Cable rows 1x12, 1x10, 1x8
Hanging leg raises 1x20, 1x20, 1x20
Rope pull-downs 1x20, 1x20, 1x20
front and side crunches 1x20, 1x20, 1x20
Day 3 REST
Day 4 Shoulders and Triceps
Dumbbell Lateral Raises 1x12, 1x10, 1x8
Behind neck Seated Military Press 1x12, 1x10, 1x8
Over-head Dumbell shoulder press 1x12, 1x10, 1x8
Front cable or dumbbell raises 1x12, 1x10, 1x8
Rope triceps pull-downs 1x12, 1x10, 1x8
Skull crushers (french press) 1x12, 1x10, 1x8
Dumbell kickbacks 1x12, 1x10, 1x8
If time permits Dips 1x12, 1x10, 1x8
Day 5 LEGS
Leg extensions 1x12, 1x10, 1x8
Squats 1x12, 1x10, 1x8...if time permits go up to 5 sets (two
more 1x8)
Leg press 1x12, 1x10, 1x8
Hack squat 1x12, 1x10, 1x8
Lying Hamstring curl 1x12, 1x10, 1x8
Standing calf raises 1x20, 1x15, 1x12
Day 6 REST (cardio such as basketball)
Day 7 REST
This is just a sample week.  Exercises change all the time and  sometimes I focus on more reps, fewer reps, and
alter the number of total sets too.  I've been known to do up to 8 or 10 sets of leg press when I'm doing a pyramid
session that day. I typically don't like to spend more than four days in one week weight training.  I train pretty hard
for 60-90 minutes and want to allow my muscles time to recover.  Rest is very important. When it comes to
training, more is not necessarily better.  If that were the case, we'd train all day long.  Our bodies need a break to
recover and grow, and ultimately, improve.

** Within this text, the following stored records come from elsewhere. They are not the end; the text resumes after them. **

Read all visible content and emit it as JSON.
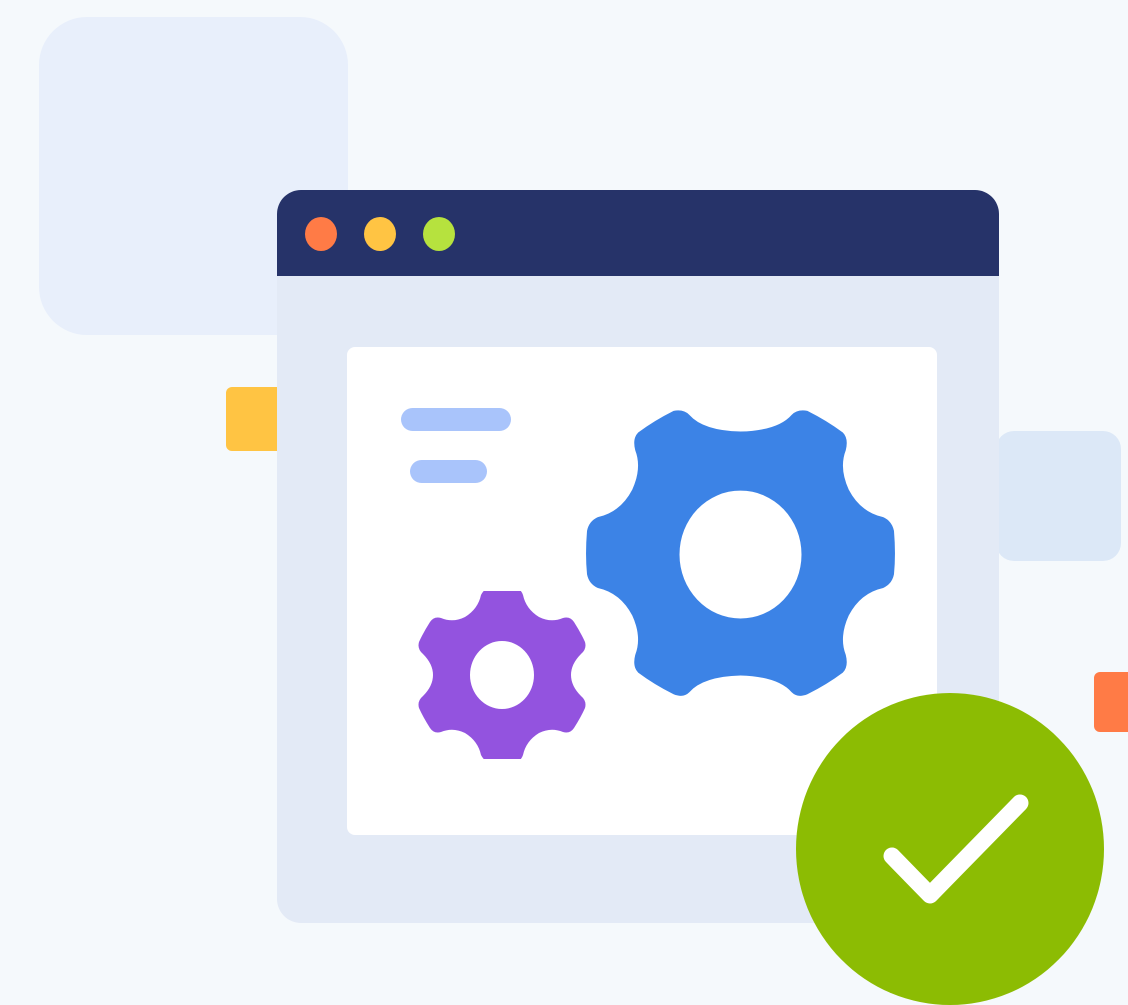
{
  "illustration": {
    "window": {
      "titlebar_color": "#263369",
      "body_color": "#e3eaf6",
      "panel_color": "#ffffff",
      "window_controls": [
        {
          "name": "close-dot-icon",
          "color": "#ff7b46"
        },
        {
          "name": "minimize-dot-icon",
          "color": "#ffc443"
        },
        {
          "name": "maximize-dot-icon",
          "color": "#b6e23e"
        }
      ],
      "placeholder_text_lines": 2,
      "placeholder_line_color": "#a9c4fb"
    },
    "icons": [
      {
        "name": "large-gear-icon",
        "color": "#3c83e6"
      },
      {
        "name": "small-gear-icon",
        "color": "#9353df"
      },
      {
        "name": "checkmark-badge-icon",
        "color": "#8cbc03",
        "mark_color": "#ffffff"
      }
    ],
    "decorations": {
      "large_square_color": "#e8effb",
      "right_square_color": "#dce8f7",
      "yellow_tab_color": "#ffc443",
      "orange_tab_color": "#ff7b46"
    },
    "background_color": "#f5f9fc"
  }
}
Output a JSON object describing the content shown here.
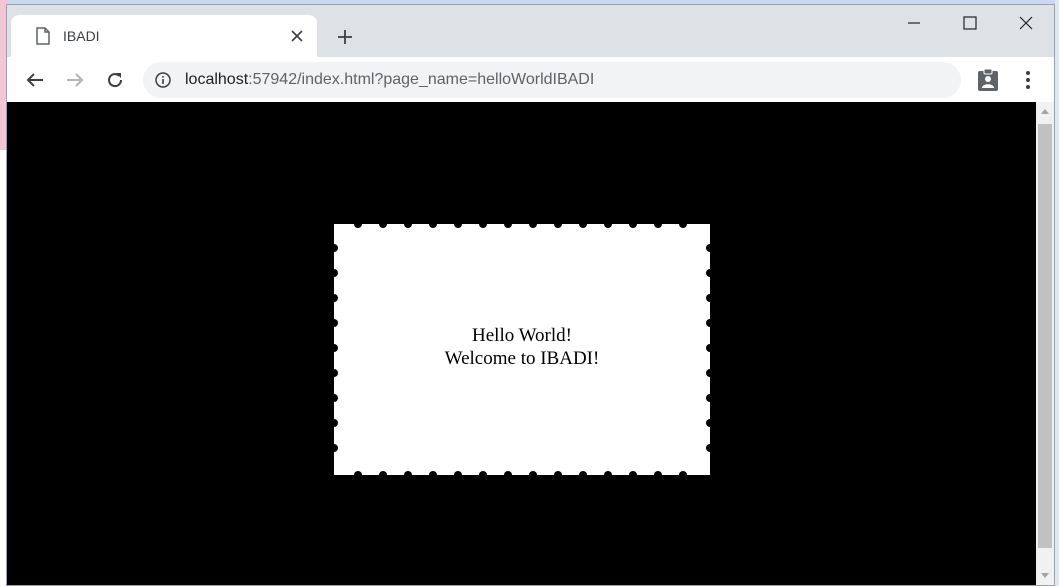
{
  "browser": {
    "tab": {
      "title": "IBADI",
      "icon": "document-icon"
    },
    "address": {
      "host": "localhost",
      "rest": ":57942/index.html?page_name=helloWorldIBADI"
    }
  },
  "page": {
    "line1": "Hello World!",
    "line2": "Welcome to IBADI!"
  },
  "colors": {
    "page_background": "#000000",
    "card_background": "#ffffff"
  }
}
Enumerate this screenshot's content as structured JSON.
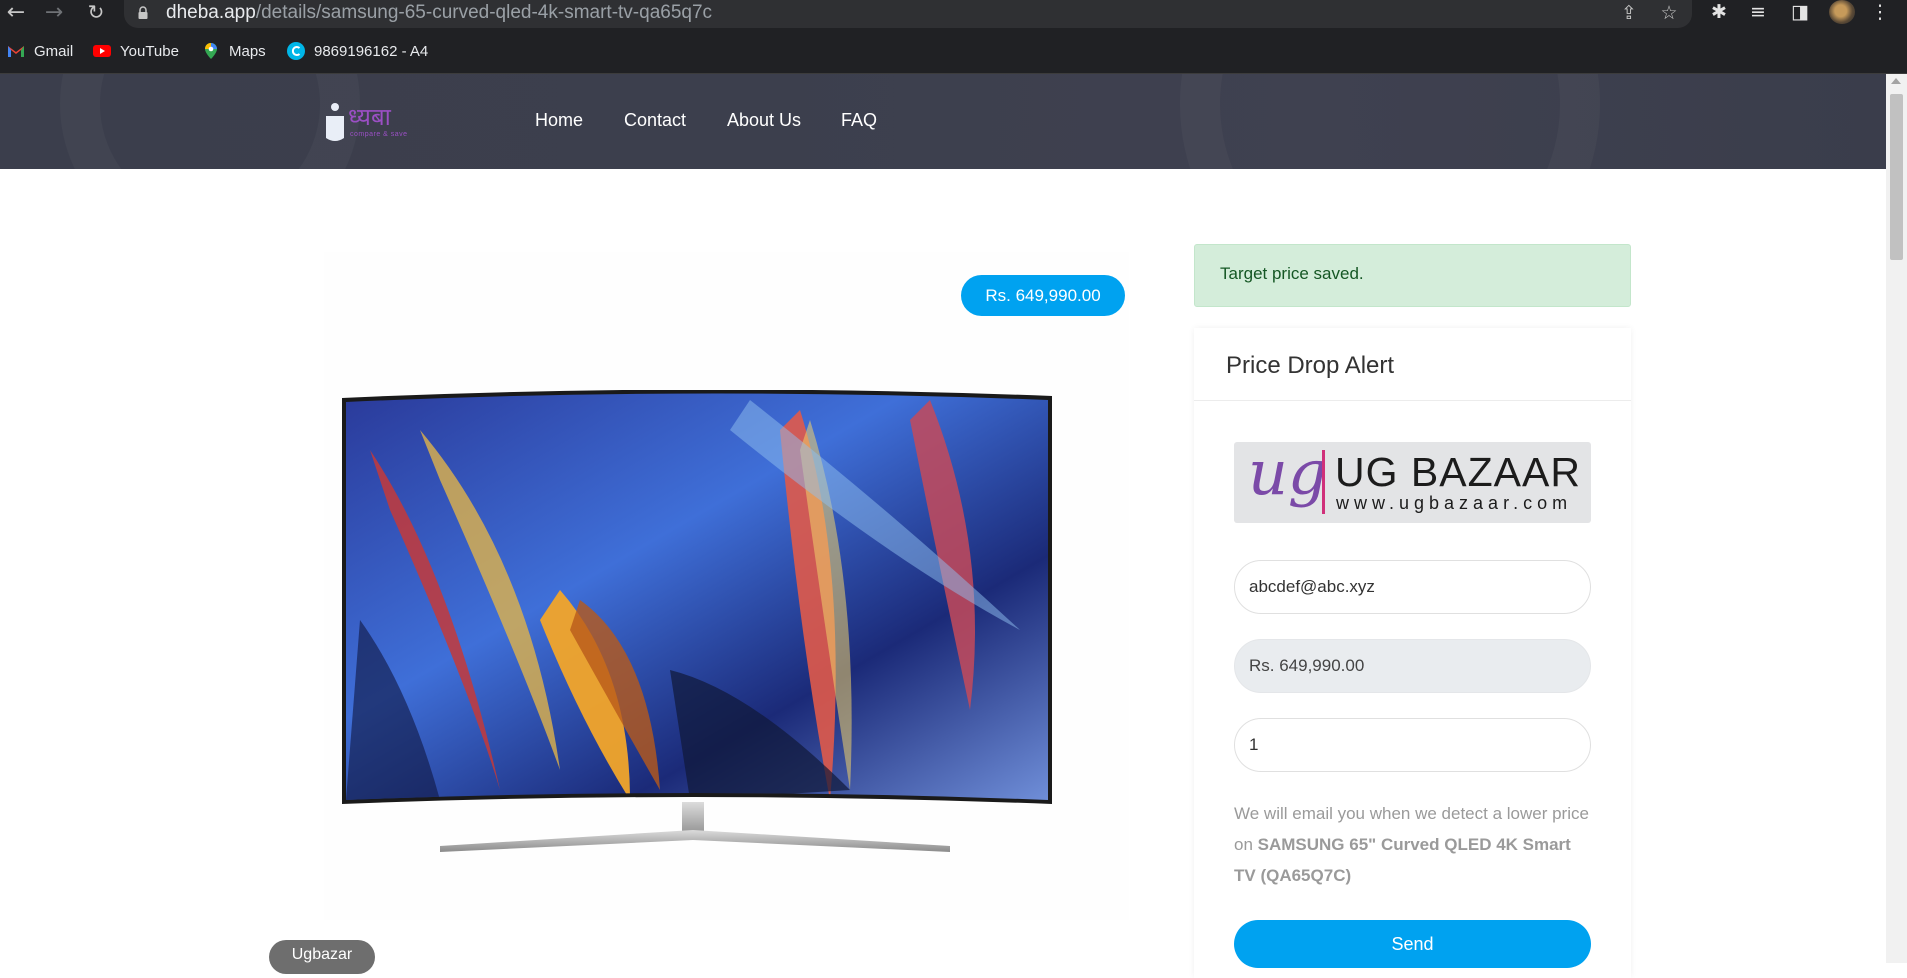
{
  "browser": {
    "url_host": "dheba.app",
    "url_path": "/details/samsung-65-curved-qled-4k-smart-tv-qa65q7c",
    "bookmarks": [
      "Gmail",
      "YouTube",
      "Maps",
      "9869196162 - A4"
    ]
  },
  "site": {
    "logo_text": "ध्यबा",
    "logo_tagline": "compare & save",
    "nav": [
      "Home",
      "Contact",
      "About Us",
      "FAQ"
    ]
  },
  "product": {
    "price": "Rs. 649,990.00",
    "store": "Ugbazar"
  },
  "alert": {
    "success_message": "Target price saved.",
    "title": "Price Drop Alert",
    "store_logo_text": "UG BAZAAR",
    "store_logo_url": "www.ugbazaar.com",
    "store_logo_mark": "ug",
    "email_value": "abcdef@abc.xyz",
    "price_value": "Rs. 649,990.00",
    "quantity_value": "1",
    "note_prefix": "We will email you when we detect a lower price on ",
    "note_product": "SAMSUNG 65\" Curved QLED 4K Smart TV (QA65Q7C)",
    "send_label": "Send"
  },
  "colors": {
    "accent": "#00a2f0",
    "header_bg": "#3c3f4d",
    "success_bg": "#d4edda",
    "success_text": "#155724"
  }
}
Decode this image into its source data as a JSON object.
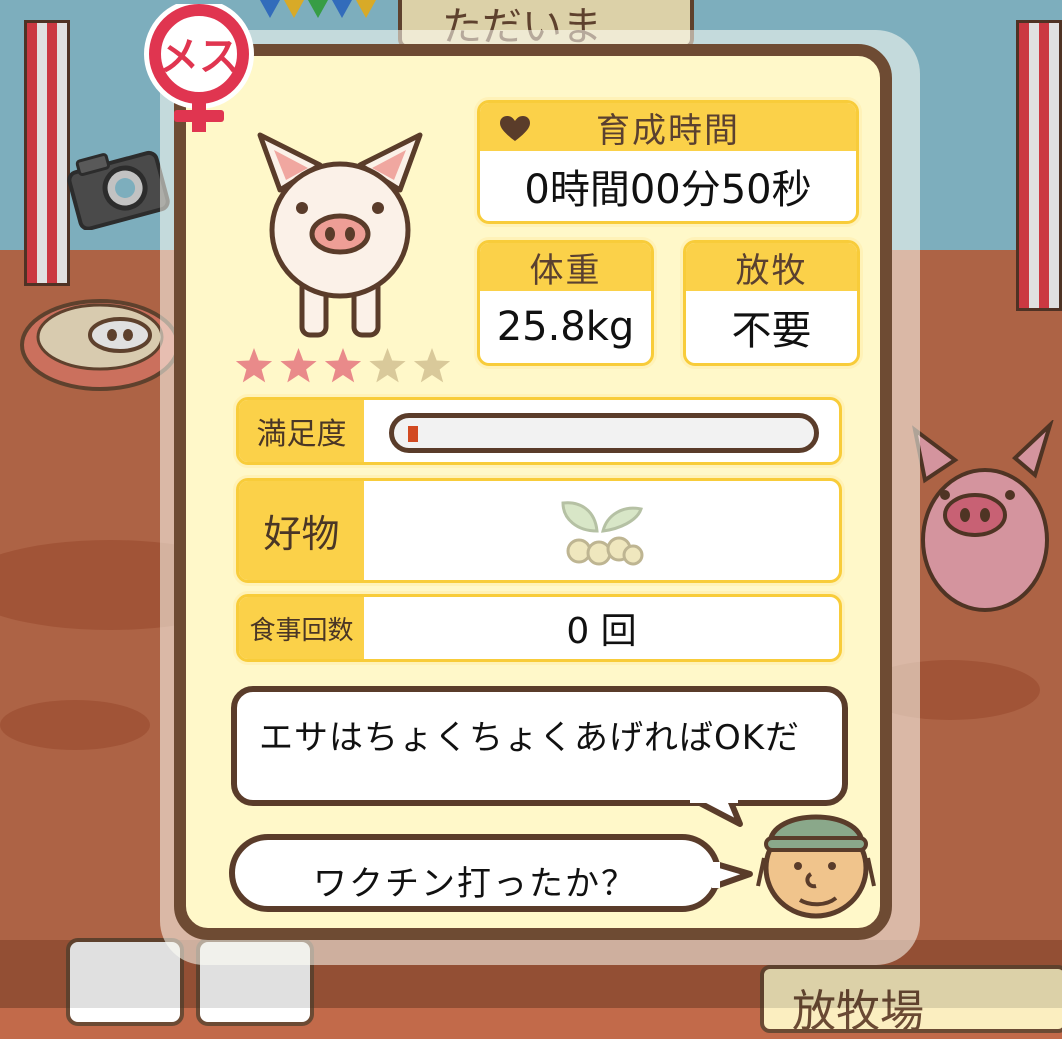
{
  "background": {
    "top_sign": "ただいま",
    "bottom_right_sign": "放牧場"
  },
  "pig": {
    "gender_label": "メス",
    "stars_filled": 3,
    "stars_total": 5,
    "icon": "pig-icon"
  },
  "stats": {
    "raising_time_label": "育成時間",
    "raising_time_value": "0時間00分50秒",
    "weight_label": "体重",
    "weight_value": "25.8kg",
    "grazing_label": "放牧",
    "grazing_value": "不要"
  },
  "rows": {
    "satisfaction_label": "満足度",
    "satisfaction_level": 0.02,
    "favorite_label": "好物",
    "favorite_icon": "soybean-icon",
    "meals_label": "食事回数",
    "meals_value": "0 回"
  },
  "messages": {
    "advice": "エサはちょくちょくあげればOKだ",
    "question": "ワクチン打ったか？"
  },
  "colors": {
    "panel_border": "#6e4b33",
    "panel_bg": "#fff8c9",
    "header_yellow": "#fbd149",
    "star_filled": "#e98a8a",
    "star_empty": "#d9c99a",
    "bar_fill": "#d24a22",
    "gender_red": "#e03550"
  }
}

What food works best for recovery and energy?

The best foods for energy are carbohydrates.  Simple carbohydrates will provide energy quickly, while others like
complex carbohydrates will act as a fuel source for sustained energy. Within about an hour before training I will
eat fruits such as bananas, oranges, apples and grapes.  Fruit tends to digest within about 30 minutes so I don't
feel full, but energized at the gym.  Hours before the gym I may eat vegetables and grains for prolonged energy
that will carry over into my workout.  For recovery, I think amino acids and protein are very important.  The
amino acid L-Glutamine is the most important for recovery and I supplement with that as well as take in a protein
shake and protein-rich foods, such as beans, tofu, nuts, protein bars, or a big green salad with spinach, broccoli,
chickpeas, and seeds. Carbohydrates and fats are also important for recovery and those are included in my
protein smoothie, via supplements or, in most cases, occur naturally in the whole foods I eat after workouts.

How do you get your vitamin B-12?

I supplement with B-12 and eat a variety of foods that are fortified with vitamin B-12, such as soymilk, tofu,
smoothies and energy bars.  Only very little is required so it does not seem to be a problem to find good sources
via supplementation.


Interview with Robert Cheeke
President of Vegan Bodybuilding & Fitness